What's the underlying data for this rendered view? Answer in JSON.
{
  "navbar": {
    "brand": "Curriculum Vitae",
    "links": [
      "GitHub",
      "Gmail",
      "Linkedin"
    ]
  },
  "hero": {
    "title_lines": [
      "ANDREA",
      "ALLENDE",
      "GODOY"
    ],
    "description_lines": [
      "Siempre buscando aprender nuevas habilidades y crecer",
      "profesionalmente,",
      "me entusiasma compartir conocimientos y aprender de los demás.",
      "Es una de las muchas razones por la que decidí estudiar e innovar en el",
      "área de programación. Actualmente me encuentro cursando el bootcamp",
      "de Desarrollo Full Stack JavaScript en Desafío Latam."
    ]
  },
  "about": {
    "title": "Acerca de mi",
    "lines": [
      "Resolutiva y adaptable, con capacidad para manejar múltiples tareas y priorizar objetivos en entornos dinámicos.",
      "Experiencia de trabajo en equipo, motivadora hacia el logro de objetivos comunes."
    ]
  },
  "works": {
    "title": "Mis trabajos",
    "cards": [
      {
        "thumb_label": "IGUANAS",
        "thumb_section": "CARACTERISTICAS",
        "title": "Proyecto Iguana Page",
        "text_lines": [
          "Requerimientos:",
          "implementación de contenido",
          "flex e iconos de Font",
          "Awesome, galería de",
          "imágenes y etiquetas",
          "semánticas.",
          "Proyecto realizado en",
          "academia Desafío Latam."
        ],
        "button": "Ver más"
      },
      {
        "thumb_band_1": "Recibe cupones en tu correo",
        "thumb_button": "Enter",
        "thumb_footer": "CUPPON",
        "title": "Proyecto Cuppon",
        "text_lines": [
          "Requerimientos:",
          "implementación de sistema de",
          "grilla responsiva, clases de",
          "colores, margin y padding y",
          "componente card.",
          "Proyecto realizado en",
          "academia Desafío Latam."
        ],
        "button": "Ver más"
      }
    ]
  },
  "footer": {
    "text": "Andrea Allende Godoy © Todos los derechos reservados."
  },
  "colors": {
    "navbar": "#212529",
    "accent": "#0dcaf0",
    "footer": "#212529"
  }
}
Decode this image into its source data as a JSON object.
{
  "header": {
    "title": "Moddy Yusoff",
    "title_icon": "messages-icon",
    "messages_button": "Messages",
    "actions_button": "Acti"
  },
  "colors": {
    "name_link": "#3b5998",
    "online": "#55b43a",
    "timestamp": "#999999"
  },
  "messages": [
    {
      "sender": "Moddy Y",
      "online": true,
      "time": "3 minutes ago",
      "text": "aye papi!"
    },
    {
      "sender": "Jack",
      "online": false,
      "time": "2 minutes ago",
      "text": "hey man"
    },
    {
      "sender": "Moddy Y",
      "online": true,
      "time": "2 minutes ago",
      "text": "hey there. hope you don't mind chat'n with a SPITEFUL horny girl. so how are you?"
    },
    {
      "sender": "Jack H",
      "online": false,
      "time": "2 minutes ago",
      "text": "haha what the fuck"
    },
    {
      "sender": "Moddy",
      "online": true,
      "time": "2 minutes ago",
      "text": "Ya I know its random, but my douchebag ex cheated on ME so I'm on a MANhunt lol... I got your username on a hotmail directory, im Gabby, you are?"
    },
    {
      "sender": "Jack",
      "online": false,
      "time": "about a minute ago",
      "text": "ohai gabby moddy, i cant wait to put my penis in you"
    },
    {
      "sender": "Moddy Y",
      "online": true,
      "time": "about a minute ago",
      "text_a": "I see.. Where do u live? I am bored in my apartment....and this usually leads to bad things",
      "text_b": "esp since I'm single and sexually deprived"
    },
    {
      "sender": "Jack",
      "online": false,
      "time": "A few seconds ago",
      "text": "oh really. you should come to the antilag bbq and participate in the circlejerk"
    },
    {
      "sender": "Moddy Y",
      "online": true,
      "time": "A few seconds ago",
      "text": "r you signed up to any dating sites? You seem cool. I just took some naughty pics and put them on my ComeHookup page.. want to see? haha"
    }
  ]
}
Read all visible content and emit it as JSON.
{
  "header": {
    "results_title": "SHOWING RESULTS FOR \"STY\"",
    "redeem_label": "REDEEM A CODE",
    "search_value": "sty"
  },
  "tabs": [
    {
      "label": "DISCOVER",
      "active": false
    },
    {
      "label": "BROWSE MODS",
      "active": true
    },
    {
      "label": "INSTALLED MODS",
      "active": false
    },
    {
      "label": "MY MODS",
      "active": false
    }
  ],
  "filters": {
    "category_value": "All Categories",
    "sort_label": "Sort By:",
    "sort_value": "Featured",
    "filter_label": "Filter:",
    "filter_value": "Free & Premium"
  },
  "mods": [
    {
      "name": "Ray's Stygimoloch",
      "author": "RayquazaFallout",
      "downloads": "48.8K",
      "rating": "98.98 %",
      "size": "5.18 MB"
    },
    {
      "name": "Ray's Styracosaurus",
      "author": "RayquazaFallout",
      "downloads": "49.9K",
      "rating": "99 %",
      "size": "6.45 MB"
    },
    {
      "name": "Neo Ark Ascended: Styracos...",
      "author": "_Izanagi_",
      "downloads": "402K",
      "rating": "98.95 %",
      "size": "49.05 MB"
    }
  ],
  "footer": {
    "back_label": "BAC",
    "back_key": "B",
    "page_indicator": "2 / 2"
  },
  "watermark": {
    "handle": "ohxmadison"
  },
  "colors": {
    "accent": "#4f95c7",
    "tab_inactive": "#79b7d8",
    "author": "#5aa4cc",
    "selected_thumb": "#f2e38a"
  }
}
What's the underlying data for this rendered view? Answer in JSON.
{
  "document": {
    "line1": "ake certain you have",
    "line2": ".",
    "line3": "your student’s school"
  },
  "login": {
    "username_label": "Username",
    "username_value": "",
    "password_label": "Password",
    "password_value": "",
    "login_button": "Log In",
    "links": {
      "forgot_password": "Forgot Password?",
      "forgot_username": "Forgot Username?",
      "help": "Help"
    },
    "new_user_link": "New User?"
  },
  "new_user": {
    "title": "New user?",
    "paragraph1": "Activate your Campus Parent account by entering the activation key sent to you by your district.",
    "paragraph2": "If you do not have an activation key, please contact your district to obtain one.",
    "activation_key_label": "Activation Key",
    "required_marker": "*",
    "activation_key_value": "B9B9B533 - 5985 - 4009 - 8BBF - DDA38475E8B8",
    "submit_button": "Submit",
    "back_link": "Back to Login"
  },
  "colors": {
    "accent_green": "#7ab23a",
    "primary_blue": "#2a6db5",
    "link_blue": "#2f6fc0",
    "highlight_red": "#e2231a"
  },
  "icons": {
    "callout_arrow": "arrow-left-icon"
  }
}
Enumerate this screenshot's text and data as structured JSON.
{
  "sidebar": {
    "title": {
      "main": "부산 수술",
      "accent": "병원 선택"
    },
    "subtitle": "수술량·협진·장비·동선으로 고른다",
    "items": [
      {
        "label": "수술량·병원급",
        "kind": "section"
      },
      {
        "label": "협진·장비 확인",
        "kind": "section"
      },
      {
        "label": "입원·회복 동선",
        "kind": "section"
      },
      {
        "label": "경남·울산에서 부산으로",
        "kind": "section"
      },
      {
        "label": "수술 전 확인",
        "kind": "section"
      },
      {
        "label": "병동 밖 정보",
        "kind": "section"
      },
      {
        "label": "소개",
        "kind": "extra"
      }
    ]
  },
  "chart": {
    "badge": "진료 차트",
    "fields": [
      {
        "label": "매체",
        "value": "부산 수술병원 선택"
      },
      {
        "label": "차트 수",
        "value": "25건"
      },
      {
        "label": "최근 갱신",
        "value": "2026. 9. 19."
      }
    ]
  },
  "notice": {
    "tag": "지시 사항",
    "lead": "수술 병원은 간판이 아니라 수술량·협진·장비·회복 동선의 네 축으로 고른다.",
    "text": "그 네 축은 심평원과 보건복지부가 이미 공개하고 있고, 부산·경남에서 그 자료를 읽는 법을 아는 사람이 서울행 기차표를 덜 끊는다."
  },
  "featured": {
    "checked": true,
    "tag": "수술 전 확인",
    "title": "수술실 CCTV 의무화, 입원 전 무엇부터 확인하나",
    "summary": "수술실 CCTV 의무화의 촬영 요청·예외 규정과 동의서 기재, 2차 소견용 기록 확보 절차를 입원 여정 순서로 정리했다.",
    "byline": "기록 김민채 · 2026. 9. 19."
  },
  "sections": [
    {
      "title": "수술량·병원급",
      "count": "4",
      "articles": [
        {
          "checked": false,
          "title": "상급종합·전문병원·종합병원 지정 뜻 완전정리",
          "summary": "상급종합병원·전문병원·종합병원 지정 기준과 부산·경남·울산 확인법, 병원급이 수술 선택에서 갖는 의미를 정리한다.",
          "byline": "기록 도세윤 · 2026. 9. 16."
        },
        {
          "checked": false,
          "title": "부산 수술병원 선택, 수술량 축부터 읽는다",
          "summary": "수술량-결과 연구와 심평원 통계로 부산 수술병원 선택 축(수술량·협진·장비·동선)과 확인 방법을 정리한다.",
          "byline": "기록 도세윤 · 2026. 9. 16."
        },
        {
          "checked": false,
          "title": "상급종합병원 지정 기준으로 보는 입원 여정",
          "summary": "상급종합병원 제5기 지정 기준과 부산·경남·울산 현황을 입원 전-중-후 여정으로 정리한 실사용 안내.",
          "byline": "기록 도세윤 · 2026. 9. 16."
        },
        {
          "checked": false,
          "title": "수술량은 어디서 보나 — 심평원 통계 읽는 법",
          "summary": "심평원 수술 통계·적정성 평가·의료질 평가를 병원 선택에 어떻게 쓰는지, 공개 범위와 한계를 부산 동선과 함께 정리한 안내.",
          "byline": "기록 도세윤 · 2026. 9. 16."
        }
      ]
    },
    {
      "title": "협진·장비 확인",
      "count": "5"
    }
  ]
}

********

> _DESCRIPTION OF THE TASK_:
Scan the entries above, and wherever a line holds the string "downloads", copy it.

> _ANSWER FOR THE TASK_:
      "downloads": "48.8K",
      "downloads": "49.9K",
      "downloads": "402K",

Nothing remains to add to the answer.